Please retype each record exactly as it stands below.

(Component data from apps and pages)
※

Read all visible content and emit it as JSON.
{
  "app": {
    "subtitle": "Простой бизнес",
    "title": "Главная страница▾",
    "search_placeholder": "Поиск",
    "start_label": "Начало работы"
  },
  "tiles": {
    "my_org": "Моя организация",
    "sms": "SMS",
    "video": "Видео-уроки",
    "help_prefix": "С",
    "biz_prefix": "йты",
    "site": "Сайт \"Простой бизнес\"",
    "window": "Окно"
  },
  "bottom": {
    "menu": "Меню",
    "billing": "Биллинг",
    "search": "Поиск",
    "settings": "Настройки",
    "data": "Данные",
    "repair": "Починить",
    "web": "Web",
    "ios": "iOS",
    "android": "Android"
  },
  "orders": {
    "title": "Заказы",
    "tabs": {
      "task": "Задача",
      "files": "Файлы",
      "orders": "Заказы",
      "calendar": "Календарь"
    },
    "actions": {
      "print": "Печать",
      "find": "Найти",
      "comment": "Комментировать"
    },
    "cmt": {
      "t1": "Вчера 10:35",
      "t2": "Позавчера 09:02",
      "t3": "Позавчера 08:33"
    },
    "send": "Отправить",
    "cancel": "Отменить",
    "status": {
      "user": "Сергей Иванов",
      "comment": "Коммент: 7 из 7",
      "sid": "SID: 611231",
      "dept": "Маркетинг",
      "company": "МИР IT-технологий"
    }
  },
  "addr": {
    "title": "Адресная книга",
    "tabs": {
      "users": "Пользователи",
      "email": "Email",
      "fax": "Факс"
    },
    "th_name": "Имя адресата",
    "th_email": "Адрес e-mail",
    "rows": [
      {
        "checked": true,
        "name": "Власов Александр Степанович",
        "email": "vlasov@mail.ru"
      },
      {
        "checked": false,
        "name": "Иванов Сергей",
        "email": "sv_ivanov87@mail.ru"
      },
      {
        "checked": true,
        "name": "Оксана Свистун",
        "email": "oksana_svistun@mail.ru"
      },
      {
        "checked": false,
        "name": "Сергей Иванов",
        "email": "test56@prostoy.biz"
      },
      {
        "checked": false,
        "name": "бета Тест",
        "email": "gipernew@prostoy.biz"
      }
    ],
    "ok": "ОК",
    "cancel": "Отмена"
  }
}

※

**YOUR RESPONSE**:
Read all visible content and emit it as JSON.
{
  "app": {
    "subtitle": "Простой бизнес",
    "title": "Главная страница▾",
    "search_placeholder": "Поиск",
    "start_label": "Начало работы"
  },
  "tiles": {
    "my_org": "Моя организация",
    "sms": "SMS",
    "video": "Видео-уроки",
    "help_prefix": "С",
    "biz_prefix": "йты",
    "site": "Сайт \"Простой бизнес\"",
    "window": "Окно"
  },
  "bottom": {
    "menu": "Меню",
    "billing": "Биллинг",
    "search": "Поиск",
    "settings": "Настройки",
    "data": "Данные",
    "repair": "Починить",
    "web": "Web",
    "ios": "iOS",
    "android": "Android"
  },
  "orders": {
    "title": "Заказы",
    "tabs": {
      "task": "Задача",
      "files": "Файлы",
      "orders": "Заказы",
      "calendar": "Календарь"
    },
    "actions": {
      "print": "Печать",
      "find": "Найти",
      "comment": "Комментировать"
    },
    "cmt": {
      "t1": "Вчера 10:35",
      "t2": "Позавчера 09:02",
      "t3": "Позавчера 08:33"
    },
    "send": "Отправить",
    "cancel": "Отменить",
    "status": {
      "user": "Сергей Иванов",
      "comment": "Коммент: 7 из 7",
      "sid": "SID: 611231",
      "dept": "Маркетинг",
      "company": "МИР IT-технологий"
    }
  },
  "addr": {
    "title": "Адресная книга",
    "tabs": {
      "users": "Пользователи",
      "email": "Email",
      "fax": "Факс"
    },
    "th_name": "Имя адресата",
    "th_email": "Адрес e-mail",
    "rows": [
      {
        "checked": true,
        "name": "Власов Александр Степанович",
        "email": "vlasov@mail.ru"
      },
      {
        "checked": false,
        "name": "Иванов Сергей",
        "email": "sv_ivanov87@mail.ru"
      },
      {
        "checked": true,
        "name": "Оксана Свистун",
        "email": "oksana_svistun@mail.ru"
      },
      {
        "checked": false,
        "name": "Сергей Иванов",
        "email": "test56@prostoy.biz"
      },
      {
        "checked": false,
        "name": "бета Тест",
        "email": "gipernew@prostoy.biz"
      }
    ],
    "ok": "ОК",
    "cancel": "Отмена"
  }
}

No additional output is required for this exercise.